Producing realistic sound models in VR is tricky, even compared to conventional video games. You don't always know how objects will sound in a given environment or where the listener will be, and you don't have the luxury of waiting hours for conventional sound modelling to finish. Thankfully, Stanford researchers have found a way to produce those models in a viable time frame. Their algorithm that can calculate 3D sound models in mere seconds -- not real-time, but quickly enough that you could pre-calculate sound models for very specific situations.
The solution ultimately involved ditching the traditional approach to calculating sound propagation, which has its roots in the theories of pioneering scientist Hermann von Helmholtz. Instead, the scientists took their cue from composer Heinrich Klein's ability to blend many piano notes into a single sound. It splits vibration modes into individual chords, then performs a time-based soundwave simulation for those chords. A GPU-boosted system rapidly computes the acoustic transfer calculations using a single cube map.
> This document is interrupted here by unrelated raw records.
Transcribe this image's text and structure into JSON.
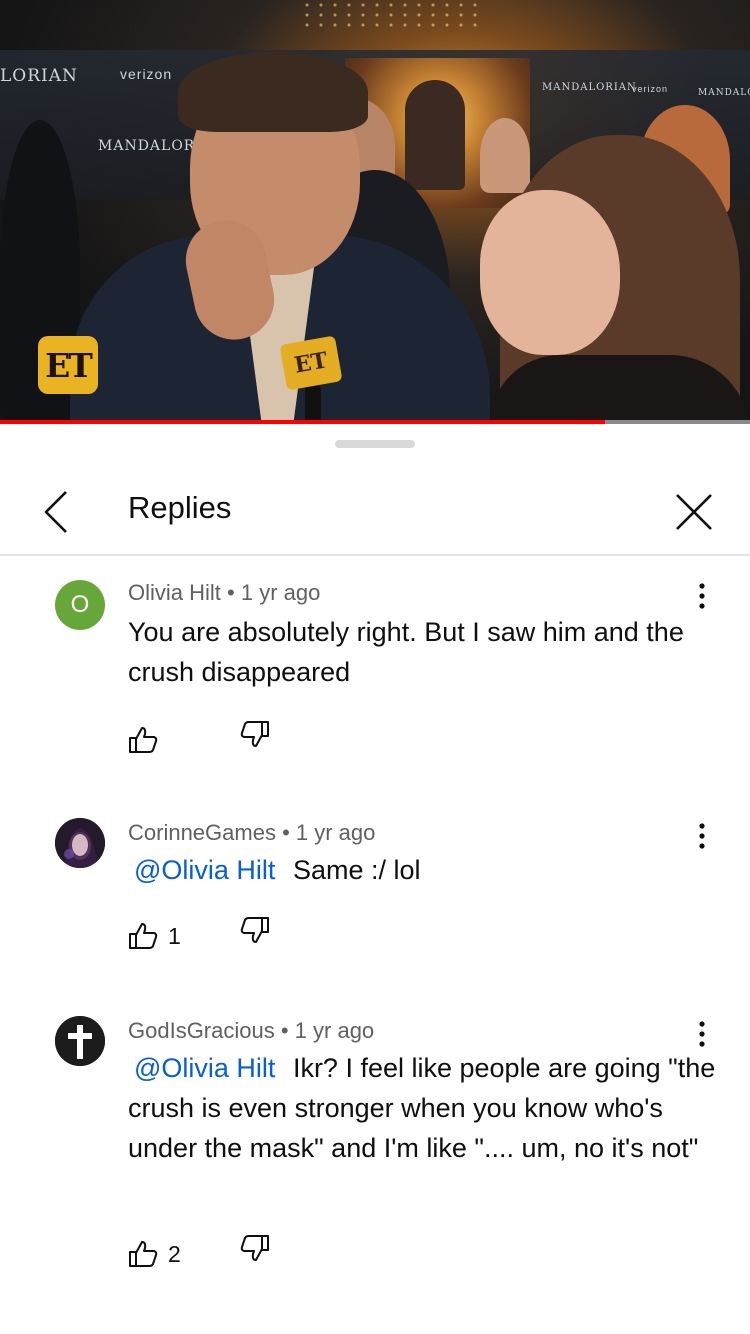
{
  "video": {
    "channel_logo": "ET",
    "mic_label": "ET",
    "banner_texts": [
      "LORIAN",
      "verizon",
      "MANDALORI",
      "MANDALORIAN",
      "verizon",
      "MANDALORIAN"
    ],
    "progress": 0.806,
    "progress_color": "#ff0000"
  },
  "panel": {
    "title": "Replies",
    "back_icon": "chevron-left-icon",
    "close_icon": "close-icon"
  },
  "comments": [
    {
      "author": "Olivia Hilt",
      "time": "1 yr ago",
      "avatar_letter": "O",
      "avatar_color": "#67a73a",
      "mention": "",
      "text": "You are absolutely right. But I saw him and the crush disappeared",
      "likes": ""
    },
    {
      "author": "CorinneGames",
      "time": "1 yr ago",
      "avatar_letter": "",
      "mention": "@Olivia Hilt",
      "text": "Same :/ lol",
      "likes": "1"
    },
    {
      "author": "GodIsGracious",
      "time": "1 yr ago",
      "avatar_letter": "",
      "mention": "@Olivia Hilt",
      "text": "Ikr? I feel like people are going \"the crush is even stronger when you know who's under the mask\" and I'm like \".... um, no it's not\"",
      "likes": "2"
    }
  ],
  "colors": {
    "link": "#065fd4",
    "meta": "#606060",
    "text": "#0f0f0f",
    "divider": "#e5e5e5"
  }
}
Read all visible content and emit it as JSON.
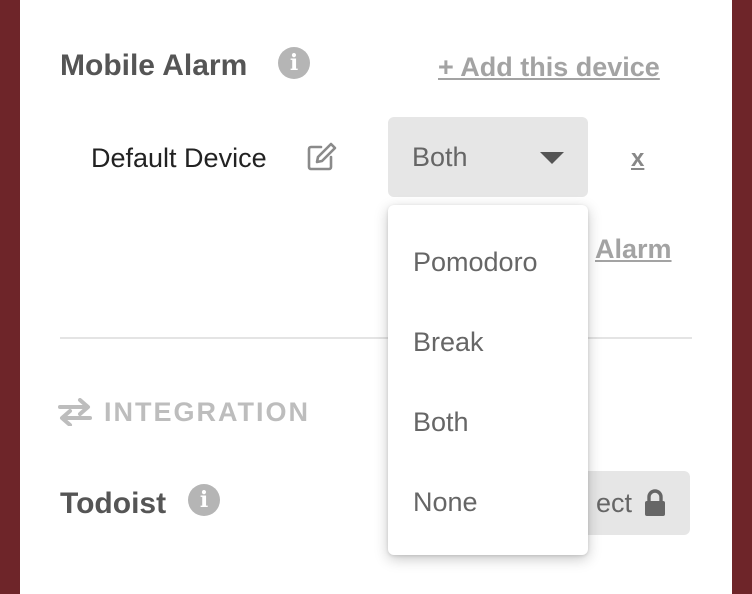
{
  "mobile_alarm": {
    "title": "Mobile Alarm",
    "info_icon": "info-icon",
    "add_device_label": "+ Add this device",
    "device": {
      "name": "Default Device",
      "edit_icon": "edit-icon",
      "selected": "Both",
      "remove_label": "x"
    },
    "test_link_label": "Alarm",
    "dropdown_options": [
      "Pomodoro",
      "Break",
      "Both",
      "None"
    ]
  },
  "integration": {
    "icon": "arrows-exchange-icon",
    "heading": "INTEGRATION",
    "todoist": {
      "title": "Todoist",
      "info_icon": "info-icon",
      "connect_label": "ect",
      "lock_icon": "lock-icon"
    }
  },
  "colors": {
    "frame": "#6e2529",
    "heading_text": "#555555",
    "muted_link": "#a3a3a3",
    "control_bg": "#e6e6e6"
  }
}
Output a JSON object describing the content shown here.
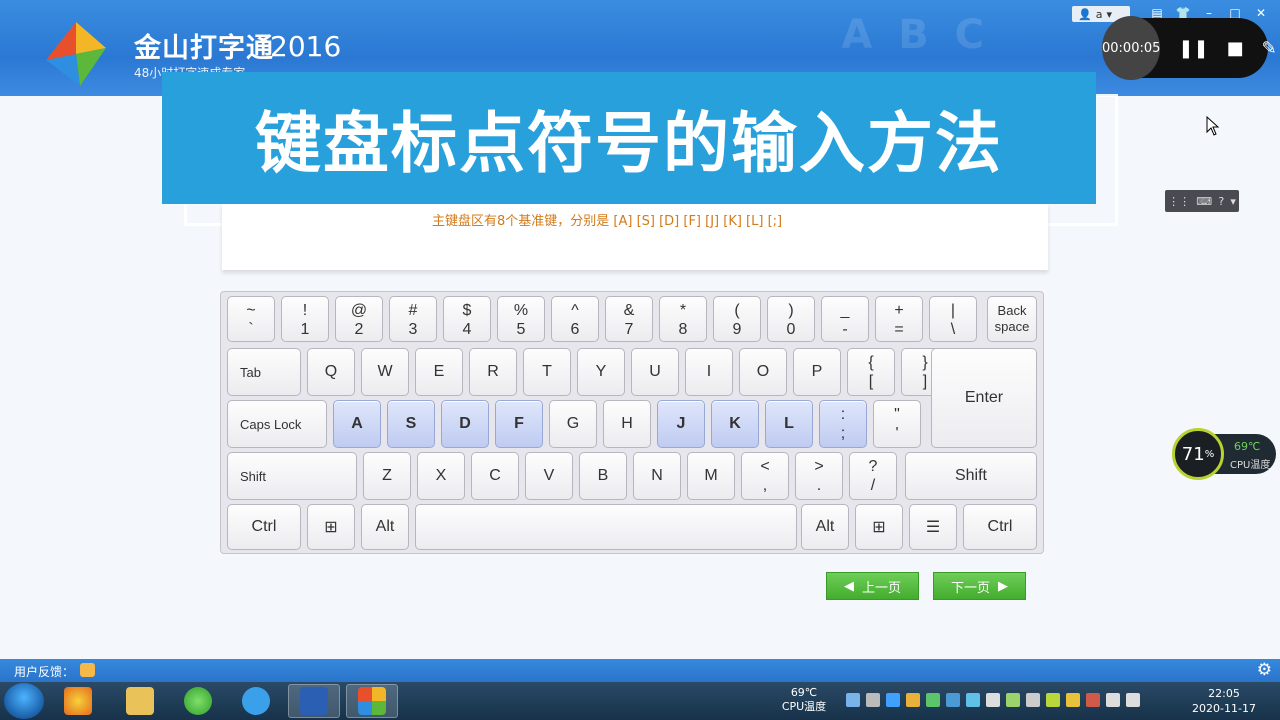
{
  "app": {
    "name": "金山打字通",
    "year": "2016",
    "subtitle": "48小时打字速成专家",
    "deco_letters": "A B C"
  },
  "window": {
    "user_label": "a",
    "minimize": "–",
    "maximize": "□",
    "close": "✕"
  },
  "recorder": {
    "time": "00:00:05",
    "pause": "❚❚",
    "stop": "■",
    "edit": "✎"
  },
  "lesson": {
    "title": "键盘标点符号的输入方法",
    "hint": "主键盘区有8个基准键，分别是 [A] [S] [D] [F] [J] [K] [L] [;]"
  },
  "keyboard": {
    "row1": [
      {
        "top": "~",
        "bot": "`"
      },
      {
        "top": "!",
        "bot": "1"
      },
      {
        "top": "@",
        "bot": "2"
      },
      {
        "top": "#",
        "bot": "3"
      },
      {
        "top": "$",
        "bot": "4"
      },
      {
        "top": "%",
        "bot": "5"
      },
      {
        "top": "^",
        "bot": "6"
      },
      {
        "top": "&",
        "bot": "7"
      },
      {
        "top": "*",
        "bot": "8"
      },
      {
        "top": "(",
        "bot": "9"
      },
      {
        "top": ")",
        "bot": "0"
      },
      {
        "top": "_",
        "bot": "-"
      },
      {
        "top": "+",
        "bot": "="
      },
      {
        "top": "|",
        "bot": "\\"
      }
    ],
    "backspace": "Back space",
    "tab": "Tab",
    "row2": [
      "Q",
      "W",
      "E",
      "R",
      "T",
      "Y",
      "U",
      "I",
      "O",
      "P"
    ],
    "row2_brackets": [
      {
        "top": "{",
        "bot": "["
      },
      {
        "top": "}",
        "bot": "]"
      }
    ],
    "caps": "Caps Lock",
    "row3": [
      "A",
      "S",
      "D",
      "F",
      "G",
      "H",
      "J",
      "K",
      "L"
    ],
    "row3_semicolon": {
      "top": ":",
      "bot": ";"
    },
    "row3_quote": {
      "top": "\"",
      "bot": "'"
    },
    "home_keys": [
      "A",
      "S",
      "D",
      "F",
      "J",
      "K",
      "L",
      ";"
    ],
    "enter": "Enter",
    "shift": "Shift",
    "row4": [
      "Z",
      "X",
      "C",
      "V",
      "B",
      "N",
      "M"
    ],
    "row4_punct": [
      {
        "top": "<",
        "bot": ","
      },
      {
        "top": ">",
        "bot": "."
      },
      {
        "top": "?",
        "bot": "/"
      }
    ],
    "ctrl": "Ctrl",
    "alt": "Alt"
  },
  "nav": {
    "prev": "上一页",
    "next": "下一页"
  },
  "cpu_widget": {
    "usage": "71",
    "usage_unit": "%",
    "temp": "69℃",
    "label": "CPU温度"
  },
  "statusbar": {
    "feedback": "用户反馈："
  },
  "taskbar": {
    "cpu_temp": "69℃",
    "cpu_label": "CPU温度",
    "time": "22:05",
    "date": "2020-11-17"
  }
}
The result is a system with good-enough sound synthesis that can complete models hundreds to thousands of times faster. It could be a while before this reaches software you can use, but it could easily lead to accurate VR clangs, crashes and thuds that have you looking over your shoulder and otherwise wondering if they aren't coming from somewhere in your home.